A research by Aberdeen used certain metrics to select the best performers. These best performers in the recession time had some commonalities, which was duly noted:
- 24% achieved reduction of the budget cycle time
- 108% achieved accuracy of actual budget to planned budget
- 68% finalized the budget at the beginning of the fiscal year
- 17% improved the profitability in the year
- 72% could re-forecast market changes
- 92% resorted to enterprise wide collaboration
- 70% had the visibility of internal process to drill down and improvise
To overcome such testing conditions, few TBDs are being suggested for firms in the manufacturing sector:
- Change management is a must. Try to improve time to decision based on newer models more suited to your business dynamics.
- Ensure that whatever IT investments which have already been made, are made best use of, to avail better returns. Often technology is purchased, but not used effectively.
- Invest on planning, budgeting, forecasting and customer relationship management applications which would be more suitable for the sensitive environment.
- Ensure the development of the ability to understand and react to sensitive changes develops across all the divisions/verticals of the firm.
- Ensure every employee is focused on understanding customer requirements. Acquiring new customer is 5 times more costly than retaining an old one.
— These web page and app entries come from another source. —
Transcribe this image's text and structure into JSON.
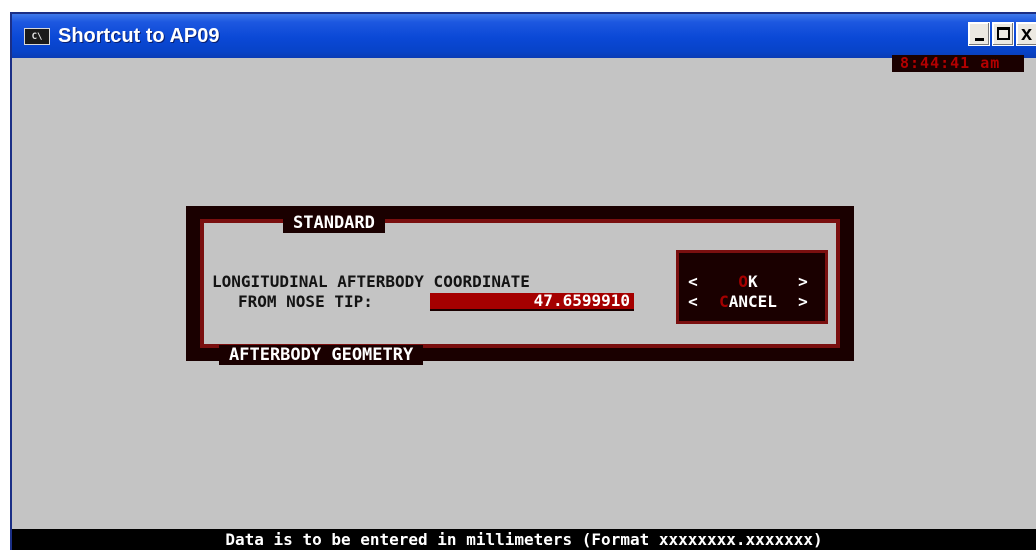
{
  "window": {
    "title": "Shortcut to AP09",
    "icon": "console-icon",
    "icon_text": "C\\",
    "controls": {
      "minimize_icon": "minimize-icon",
      "maximize_icon": "maximize-icon",
      "close_icon": "close-icon",
      "close_glyph": "x"
    }
  },
  "clock": {
    "text": "8:44:41 am"
  },
  "dialog": {
    "title": "STANDARD",
    "footer": "AFTERBODY GEOMETRY",
    "label_line1": "LONGITUDINAL AFTERBODY COORDINATE",
    "label_line2": "FROM NOSE TIP:",
    "value": "47.6599910",
    "buttons": {
      "ok": {
        "left": "<",
        "hotkey": "O",
        "rest": "K",
        "right": ">"
      },
      "cancel": {
        "left": "<",
        "hotkey": "C",
        "rest": "ANCEL",
        "right": ">"
      }
    }
  },
  "status_bar": {
    "text": "Data is to be entered in millimeters (Format xxxxxxxx.xxxxxxx)"
  },
  "colors": {
    "title_bar": "#0a48d6",
    "background": "#c4c4c4",
    "dialog_border": "#7a0f0f",
    "input_fill": "#a50000",
    "hotkey": "#a50000"
  }
}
Following these few simple yet effective steps would ensure that your firm does not fall prey to the economic disasters.